Map credit: UNESCO.
Book Your Vacation Now: Book your tickets soon, according to Climate Nexus, which links to the following headlines / links:” Några av verdens mest vigtige historiske steder, inklusive Venedigs kanaler, Dubrovnik gamle bydel i Kroatien, og mange romerske ruiner, er at alvorlig risiko for ukontrolleret klimaforandring, ifølge ny forskning. A study published Tuesday in the journal Nature Communications finds that of the 49 UNESCO World Heritage Sites in the Mediterranean, 40 are vulnerable to the impacts of unchecked climate change, including sea-level rise and coastal erosion. “It’s our heritage-things that are signs of our civilization,” lead author Lena Reimann told the Washington Post. “Det kan ikke egentlig bli satt i tal. Det er mer et etisk spørgsmål, et moralsk spørgsmål.” Vi vil ikke være i stand til at erstatte dem, når de er gået . ” (Washington Post $, CNN, New York Times $)
Explaining climate change and how it can affect weather is only going to grow more urgent and painful, especially in Miami. For now, anthropogenic warming remains context for how storms fit study published in April found that home values along Miami’s coveted waterfront are starting to suffer.
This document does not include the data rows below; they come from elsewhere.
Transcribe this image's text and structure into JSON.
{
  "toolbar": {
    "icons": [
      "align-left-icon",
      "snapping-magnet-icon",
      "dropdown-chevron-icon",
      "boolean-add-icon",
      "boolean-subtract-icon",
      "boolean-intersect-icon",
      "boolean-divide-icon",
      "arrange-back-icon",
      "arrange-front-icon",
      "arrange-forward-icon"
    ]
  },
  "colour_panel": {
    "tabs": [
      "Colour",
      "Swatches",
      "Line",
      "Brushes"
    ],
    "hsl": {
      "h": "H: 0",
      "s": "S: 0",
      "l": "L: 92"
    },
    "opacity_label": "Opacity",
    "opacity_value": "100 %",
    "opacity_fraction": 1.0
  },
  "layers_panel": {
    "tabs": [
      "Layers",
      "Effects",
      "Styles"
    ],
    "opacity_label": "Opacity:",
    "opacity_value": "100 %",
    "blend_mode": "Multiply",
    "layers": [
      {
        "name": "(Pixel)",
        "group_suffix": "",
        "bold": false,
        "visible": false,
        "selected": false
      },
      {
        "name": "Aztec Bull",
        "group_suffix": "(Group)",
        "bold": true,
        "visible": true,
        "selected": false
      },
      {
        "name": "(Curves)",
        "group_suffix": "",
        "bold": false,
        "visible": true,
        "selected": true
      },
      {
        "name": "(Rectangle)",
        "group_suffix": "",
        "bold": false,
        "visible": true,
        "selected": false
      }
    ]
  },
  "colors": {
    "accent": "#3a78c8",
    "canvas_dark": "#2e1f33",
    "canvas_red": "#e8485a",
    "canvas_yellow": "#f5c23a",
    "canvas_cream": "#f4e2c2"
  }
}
King Times, a term for exceptionally high times , are flooding the city even on sunny days . And even if, down the road, scientists and policymakers discover a safe and reliable way to deploy geoengineering – chemically cooling the environment, sucking carbon dioxide out of the air or spraying light-reflecting aerosols into it – it will not help Miami. The city is located atop a porous limestone. This water is not only coming from the shore, it’s rising from below the city itself. “This is an exist ential threat, “he said.” Someday we’ll need to retreat from Miami Beach. But nobody gives it the serious level of thought … “
IPCC Report: Going From Climate Theory to Reality. Here’s a link to an interview I gave to Ali Velshi at MSNBC Sunday morning from Washington DC: ” The Hurricane Michael devastation is highlighting climate change, with meteorologist Paul Douglas telling Ali Velshi, ‘We’ve had four Category 4 or stronger hurricane strikes in the US in the last 14 months, “because of,” additional warming from greenhouse gases . “
Is Extreme Weather Really Becoming More Common? Some perspectives from SciLine: “… The scientific consensus is” yes, “although details vary from region to region around the globe. Among the documented increases: Since 1991, the number of US extreme downpours has increased by more than 30 percent compared to the 1901 to 1960 average, contributing to increased flooding. Extreme heat waves and droughts in Europe have more than doubled since 1980. Atlantic hurricane frequency, intensity (Category 4 and 5 storms) and duration have increased significantly since The early 1980s; North Atlantic tropical storms over the years 2000 to 2013 increased by about 50 percent compared to the long-term (1966 to 2009) average … “